If you don’t want to stop chewing gum, but you do want to put a stop to chewing gum litter, biodegradable chewing gum provides a solution. Made with natural ingredients, these biodegradable chewing gums are better for not just the environment, but your health, too. Let’s chew our way through some of the best of them. 

1. Nuud Gum 

spearmint compostable gum

Plant-based and sugar-free, Nuud has successfully made biodegradable chewing gum. They’ve turned back the clock by using the Chicle tree sap that was traditionally used by Central American cultures. Sustainably sourced from the Sapodilla tree, this natural gum base makes Nuud gum biodegradable.

Why we love this gum: Even better, you can compost Nuud chewing gum at home using a Lomi composter. That’s right, this gum is one of the Lomi approved products



2. Glee Gum

multiple flavors of Glee Gum

Woman-owned Glee Gum is another one of the chewing gum companies to turn to plants instead of petroleum. Their biodegradable chewing gum is made with sustainably harvested chicle and free of artificial colors, flavors, sweeteners, and preservatives.

Why we love this gum: The gum is packaged in biodegradable cellophane and recyclable cardboard. Glee Gum is Non-GMO Project Verified, too. 
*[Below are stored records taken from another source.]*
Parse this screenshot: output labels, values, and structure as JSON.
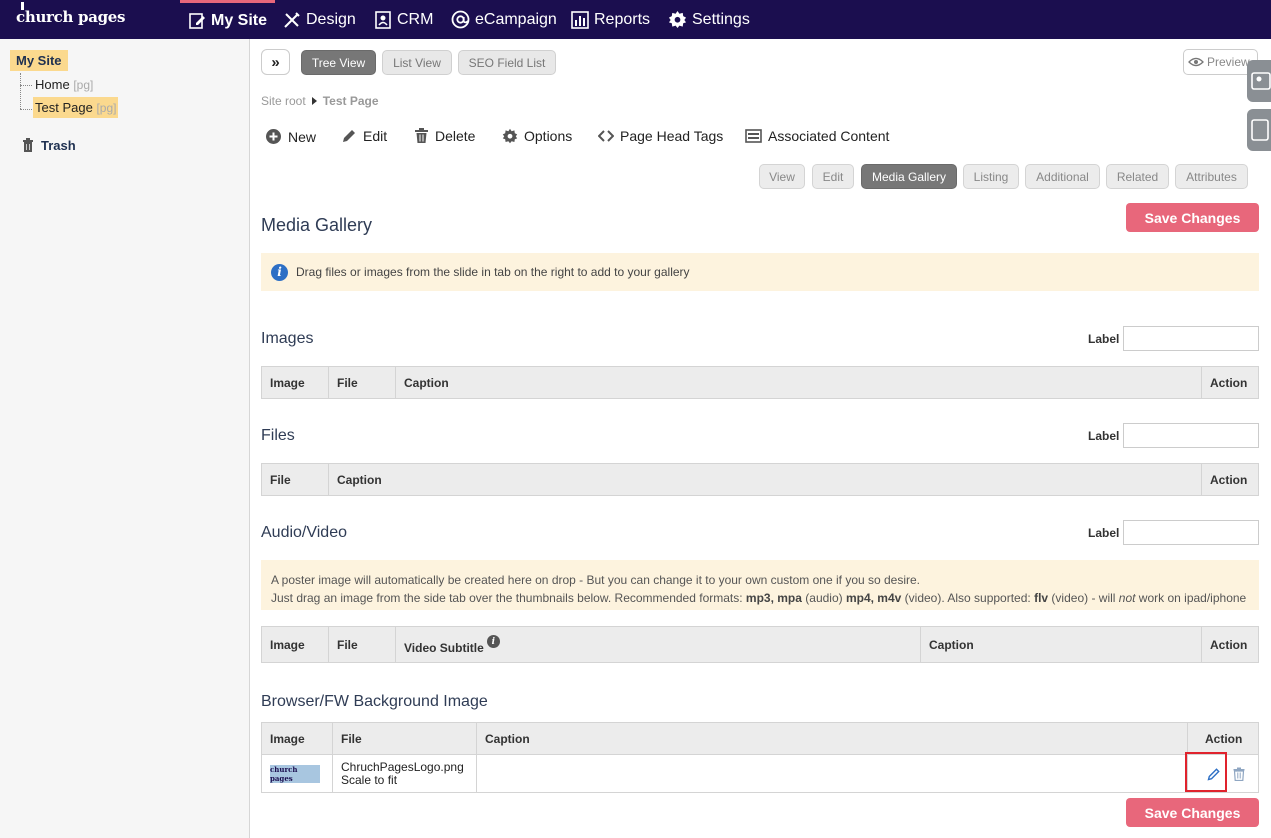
{
  "brand": {
    "logo_text": "church pages"
  },
  "nav": {
    "items": [
      {
        "label": "My Site",
        "icon": "edit-page-icon"
      },
      {
        "label": "Design",
        "icon": "design-tools-icon"
      },
      {
        "label": "CRM",
        "icon": "contacts-icon"
      },
      {
        "label": "eCampaign",
        "icon": "at-icon"
      },
      {
        "label": "Reports",
        "icon": "bar-chart-icon"
      },
      {
        "label": "Settings",
        "icon": "gear-icon"
      }
    ]
  },
  "sidebar": {
    "root": "My Site",
    "items": [
      {
        "label": "Home",
        "tag": "[pg]"
      },
      {
        "label": "Test Page",
        "tag": "[pg]"
      }
    ],
    "trash": "Trash"
  },
  "toolbar": {
    "expand": "»",
    "views": [
      "Tree View",
      "List View",
      "SEO Field List"
    ],
    "preview": "Preview"
  },
  "breadcrumb": {
    "root": "Site root",
    "current": "Test Page"
  },
  "actions": [
    "New",
    "Edit",
    "Delete",
    "Options",
    "Page Head Tags",
    "Associated Content"
  ],
  "tabs": [
    "View",
    "Edit",
    "Media Gallery",
    "Listing",
    "Additional",
    "Related",
    "Attributes"
  ],
  "page": {
    "title": "Media Gallery",
    "save_label": "Save Changes",
    "info": "Drag files or images from the slide in tab on the right to add to your gallery",
    "label_text": "Label"
  },
  "images": {
    "title": "Images",
    "columns": [
      "Image",
      "File",
      "Caption",
      "Action"
    ]
  },
  "files": {
    "title": "Files",
    "columns": [
      "File",
      "Caption",
      "Action"
    ]
  },
  "audio_video": {
    "title": "Audio/Video",
    "note_line1": "A poster image will automatically be created here on drop - But you can change it to your own custom one if you so desire.",
    "note_line2_a": "Just drag an image from the side tab over the thumbnails below. Recommended formats: ",
    "note_mp3": "mp3, mpa",
    "note_audio": " (audio) ",
    "note_mp4": "mp4, m4v",
    "note_video": " (video). Also supported: ",
    "note_flv": "flv",
    "note_will": " (video) - will ",
    "note_not": "not",
    "note_end": " work on ipad/iphone",
    "columns": [
      "Image",
      "File",
      "Video Subtitle",
      "Caption",
      "Action"
    ]
  },
  "background": {
    "title": "Browser/FW Background Image",
    "columns": [
      "Image",
      "File",
      "Caption",
      "Action"
    ],
    "row": {
      "thumb_text": "church pages",
      "file_name": "ChruchPagesLogo.png",
      "mode": "Scale to fit",
      "caption": ""
    }
  }
}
3. Simply Gum

simply cleanse gum

For planet-friendly fresh breath, Simply is another brand to turn to. Unlike other gum bases, theirs is made with chicle, candelilla wax, and citric acid instead of plastic—making it biodegradable. Not only that, but the rest of the ingredients include recognizable things like organic raw cane sugar, organic vegetable glycerin, organic rice flour, and natural flavors.

Why we love this gum: In addition to making their chewing gum biodegradable, Simply is also Certified Vegan and Non-GMO Project Verified. 

4. Chicza 

organic cinnamon chewing gum

Chicza isn’t just one of the few biodegradable gum brands. It’s the only one that’s 100% certified organic. Their gum starts out as 100% Chicle that’s sustainably sourced through a partnership with Chicleros, native rainforest communities and guardians of the rainforest.

Why we love this gum: The organic gum base is combined with other organic ingredients, like evaporated cane juice, glucose, agave syrup, and organic flavor. 

Try Lomi - a convenient way to compost at home

stop plastic pollution with the Lomi

Until recently, compostable gum was nothing more than a dream. But Lomi is the convenient indoor electric composter that has turned our bubble gum dreams into eco-friendly realities. Not only can the Lomi turn kitchen scraps and leftovers into nutrient-rich dirt, but it can do the same for many non-food, Lomi-Approved products! In addition to compostable bags and utensils, this includes some biodegradable chewing gum.

Let’s face it. Gum pollution is a bigger problem than most of us would like to believe. We don’t all have the time or creative resources to turn our discarded gum into chewing gum recycling projects. So, we’re faced with two main options: stop chewing gum or throw it away as plastic garbage.

But as more than 85,000 households have already discovered, the Lomi is an excellent way to turn “waste” into “wealth.” In some cases, even chewing gum can be quickly processed by the electric countertop composter into natural fertilizer. Chew on that eco-friendly alternative to sticky gum litter. 

Written by: Heather Seely